[Start of Attachment]

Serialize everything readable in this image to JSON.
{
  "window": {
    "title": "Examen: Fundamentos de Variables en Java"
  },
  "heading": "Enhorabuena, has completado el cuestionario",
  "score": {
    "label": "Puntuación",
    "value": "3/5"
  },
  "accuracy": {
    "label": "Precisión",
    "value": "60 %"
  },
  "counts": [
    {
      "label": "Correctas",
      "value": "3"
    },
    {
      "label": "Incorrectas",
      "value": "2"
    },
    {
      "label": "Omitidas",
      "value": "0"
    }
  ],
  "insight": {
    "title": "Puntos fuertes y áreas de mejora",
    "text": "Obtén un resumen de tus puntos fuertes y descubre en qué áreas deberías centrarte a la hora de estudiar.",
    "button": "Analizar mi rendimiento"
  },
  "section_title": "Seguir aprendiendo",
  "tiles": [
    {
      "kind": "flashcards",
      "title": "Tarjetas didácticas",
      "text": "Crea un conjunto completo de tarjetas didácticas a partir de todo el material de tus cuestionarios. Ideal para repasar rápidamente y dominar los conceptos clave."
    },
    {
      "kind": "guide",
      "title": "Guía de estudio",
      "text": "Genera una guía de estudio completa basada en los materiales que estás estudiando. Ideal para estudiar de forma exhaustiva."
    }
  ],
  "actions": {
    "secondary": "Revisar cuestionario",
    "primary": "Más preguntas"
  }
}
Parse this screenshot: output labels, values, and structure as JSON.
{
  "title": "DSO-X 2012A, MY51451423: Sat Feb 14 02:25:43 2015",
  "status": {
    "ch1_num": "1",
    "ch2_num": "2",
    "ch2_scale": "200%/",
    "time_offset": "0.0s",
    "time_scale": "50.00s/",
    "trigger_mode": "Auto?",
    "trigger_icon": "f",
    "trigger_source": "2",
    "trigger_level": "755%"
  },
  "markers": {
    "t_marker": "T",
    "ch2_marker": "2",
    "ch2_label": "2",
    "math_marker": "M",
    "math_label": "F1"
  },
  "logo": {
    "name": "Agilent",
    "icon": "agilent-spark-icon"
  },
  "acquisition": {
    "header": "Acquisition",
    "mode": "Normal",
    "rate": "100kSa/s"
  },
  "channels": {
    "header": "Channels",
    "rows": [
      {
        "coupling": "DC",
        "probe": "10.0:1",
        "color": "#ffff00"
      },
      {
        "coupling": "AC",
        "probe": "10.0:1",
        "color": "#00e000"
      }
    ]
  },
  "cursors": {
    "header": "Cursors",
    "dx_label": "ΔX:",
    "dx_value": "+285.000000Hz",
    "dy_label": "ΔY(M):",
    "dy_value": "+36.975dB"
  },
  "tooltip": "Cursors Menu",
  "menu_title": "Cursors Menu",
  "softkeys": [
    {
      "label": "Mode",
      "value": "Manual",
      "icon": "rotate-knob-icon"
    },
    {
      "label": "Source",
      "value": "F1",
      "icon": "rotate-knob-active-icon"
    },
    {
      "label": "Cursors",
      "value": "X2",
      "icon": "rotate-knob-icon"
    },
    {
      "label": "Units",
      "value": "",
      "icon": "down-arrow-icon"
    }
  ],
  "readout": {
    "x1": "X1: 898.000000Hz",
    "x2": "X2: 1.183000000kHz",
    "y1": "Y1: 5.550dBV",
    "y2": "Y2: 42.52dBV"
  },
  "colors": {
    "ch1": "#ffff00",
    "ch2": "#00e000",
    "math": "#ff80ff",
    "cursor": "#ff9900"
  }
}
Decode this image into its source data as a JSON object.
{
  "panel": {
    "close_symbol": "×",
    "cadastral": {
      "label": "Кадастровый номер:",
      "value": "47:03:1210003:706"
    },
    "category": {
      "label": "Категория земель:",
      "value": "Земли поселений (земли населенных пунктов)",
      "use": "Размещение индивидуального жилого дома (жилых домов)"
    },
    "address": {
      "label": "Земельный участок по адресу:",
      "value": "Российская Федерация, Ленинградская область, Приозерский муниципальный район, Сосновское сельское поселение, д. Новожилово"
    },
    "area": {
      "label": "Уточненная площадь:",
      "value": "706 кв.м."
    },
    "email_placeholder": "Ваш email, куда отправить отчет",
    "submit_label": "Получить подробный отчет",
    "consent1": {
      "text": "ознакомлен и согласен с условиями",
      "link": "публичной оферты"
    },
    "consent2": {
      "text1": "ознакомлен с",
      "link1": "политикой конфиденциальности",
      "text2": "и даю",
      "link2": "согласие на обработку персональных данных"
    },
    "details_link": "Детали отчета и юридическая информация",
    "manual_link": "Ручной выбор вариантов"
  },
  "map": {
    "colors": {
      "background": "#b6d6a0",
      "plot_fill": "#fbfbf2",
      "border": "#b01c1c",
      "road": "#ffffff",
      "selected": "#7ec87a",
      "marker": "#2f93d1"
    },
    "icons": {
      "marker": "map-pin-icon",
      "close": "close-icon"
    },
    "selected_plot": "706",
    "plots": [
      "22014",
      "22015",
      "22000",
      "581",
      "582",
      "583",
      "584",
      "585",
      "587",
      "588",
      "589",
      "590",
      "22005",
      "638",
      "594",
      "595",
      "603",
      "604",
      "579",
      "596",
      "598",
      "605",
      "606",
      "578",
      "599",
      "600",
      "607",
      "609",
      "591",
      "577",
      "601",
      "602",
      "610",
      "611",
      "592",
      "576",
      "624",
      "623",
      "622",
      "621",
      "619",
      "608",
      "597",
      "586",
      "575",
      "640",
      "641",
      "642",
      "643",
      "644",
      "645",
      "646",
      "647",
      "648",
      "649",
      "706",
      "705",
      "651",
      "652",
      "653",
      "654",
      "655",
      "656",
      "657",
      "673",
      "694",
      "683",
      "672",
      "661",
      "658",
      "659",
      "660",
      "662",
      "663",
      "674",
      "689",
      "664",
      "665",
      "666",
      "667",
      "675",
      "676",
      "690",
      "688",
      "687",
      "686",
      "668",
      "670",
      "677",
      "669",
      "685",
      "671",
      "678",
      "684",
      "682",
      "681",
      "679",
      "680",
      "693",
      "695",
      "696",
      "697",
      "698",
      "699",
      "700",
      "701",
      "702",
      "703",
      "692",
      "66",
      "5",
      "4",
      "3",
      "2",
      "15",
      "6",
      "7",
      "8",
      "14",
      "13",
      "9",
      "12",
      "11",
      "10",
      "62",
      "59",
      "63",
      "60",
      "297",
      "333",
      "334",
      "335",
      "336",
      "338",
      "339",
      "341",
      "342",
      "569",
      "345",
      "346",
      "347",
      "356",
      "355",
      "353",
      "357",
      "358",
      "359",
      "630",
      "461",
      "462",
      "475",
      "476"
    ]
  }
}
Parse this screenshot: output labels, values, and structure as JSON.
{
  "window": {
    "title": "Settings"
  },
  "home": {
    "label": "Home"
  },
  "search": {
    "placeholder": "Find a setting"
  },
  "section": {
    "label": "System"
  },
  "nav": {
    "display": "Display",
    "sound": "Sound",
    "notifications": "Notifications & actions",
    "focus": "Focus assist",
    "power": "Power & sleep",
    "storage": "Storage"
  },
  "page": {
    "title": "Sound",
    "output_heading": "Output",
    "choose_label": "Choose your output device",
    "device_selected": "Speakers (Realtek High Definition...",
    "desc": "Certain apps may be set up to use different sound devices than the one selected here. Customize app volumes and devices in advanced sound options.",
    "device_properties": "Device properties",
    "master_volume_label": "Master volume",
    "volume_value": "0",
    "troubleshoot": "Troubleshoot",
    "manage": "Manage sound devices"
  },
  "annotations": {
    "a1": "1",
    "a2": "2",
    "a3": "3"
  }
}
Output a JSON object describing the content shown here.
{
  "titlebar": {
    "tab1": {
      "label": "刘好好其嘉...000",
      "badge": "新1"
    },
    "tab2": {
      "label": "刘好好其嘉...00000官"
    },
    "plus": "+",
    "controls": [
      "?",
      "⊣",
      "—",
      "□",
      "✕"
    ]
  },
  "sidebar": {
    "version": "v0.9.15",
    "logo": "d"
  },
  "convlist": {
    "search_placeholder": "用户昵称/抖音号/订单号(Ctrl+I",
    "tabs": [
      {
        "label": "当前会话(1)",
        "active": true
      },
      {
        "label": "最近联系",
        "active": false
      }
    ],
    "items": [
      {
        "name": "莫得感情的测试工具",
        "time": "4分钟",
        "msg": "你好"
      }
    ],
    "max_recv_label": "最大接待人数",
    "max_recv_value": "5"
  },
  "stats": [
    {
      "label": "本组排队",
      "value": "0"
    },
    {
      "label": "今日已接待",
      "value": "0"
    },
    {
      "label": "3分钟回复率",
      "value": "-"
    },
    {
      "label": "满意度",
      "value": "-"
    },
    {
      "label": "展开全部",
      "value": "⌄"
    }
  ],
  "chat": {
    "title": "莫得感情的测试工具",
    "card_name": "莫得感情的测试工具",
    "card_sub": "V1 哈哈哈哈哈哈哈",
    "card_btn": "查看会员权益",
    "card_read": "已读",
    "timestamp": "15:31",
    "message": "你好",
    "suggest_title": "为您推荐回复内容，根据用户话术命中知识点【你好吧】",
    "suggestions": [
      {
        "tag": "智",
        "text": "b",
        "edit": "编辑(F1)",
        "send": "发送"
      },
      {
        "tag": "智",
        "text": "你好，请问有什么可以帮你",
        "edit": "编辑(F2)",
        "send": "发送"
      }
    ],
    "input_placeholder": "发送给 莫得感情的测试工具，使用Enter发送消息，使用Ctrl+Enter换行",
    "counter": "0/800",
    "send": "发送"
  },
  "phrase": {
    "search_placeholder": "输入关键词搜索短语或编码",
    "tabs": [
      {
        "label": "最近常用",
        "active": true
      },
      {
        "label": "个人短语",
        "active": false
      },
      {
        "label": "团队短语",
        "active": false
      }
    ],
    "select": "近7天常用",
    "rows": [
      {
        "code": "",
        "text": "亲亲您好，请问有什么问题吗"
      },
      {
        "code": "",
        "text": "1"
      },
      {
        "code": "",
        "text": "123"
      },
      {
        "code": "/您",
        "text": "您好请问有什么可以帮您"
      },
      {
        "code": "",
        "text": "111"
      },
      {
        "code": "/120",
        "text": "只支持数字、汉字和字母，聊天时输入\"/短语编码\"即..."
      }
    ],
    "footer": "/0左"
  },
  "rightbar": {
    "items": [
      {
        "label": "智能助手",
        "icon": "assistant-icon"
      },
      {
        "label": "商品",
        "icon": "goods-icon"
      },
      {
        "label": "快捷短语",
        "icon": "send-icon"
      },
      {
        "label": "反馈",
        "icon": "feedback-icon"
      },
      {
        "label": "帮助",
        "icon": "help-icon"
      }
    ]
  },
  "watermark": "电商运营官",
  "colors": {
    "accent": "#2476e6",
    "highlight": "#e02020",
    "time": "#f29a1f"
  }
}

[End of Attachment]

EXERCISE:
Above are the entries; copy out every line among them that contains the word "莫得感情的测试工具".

RESPONSE AREA:
        "name": "莫得感情的测试工具",
    "title": "莫得感情的测试工具",
    "card_name": "莫得感情的测试工具",
    "input_placeholder": "发送给 莫得感情的测试工具，使用Enter发送消息，使用Ctrl+Enter换行",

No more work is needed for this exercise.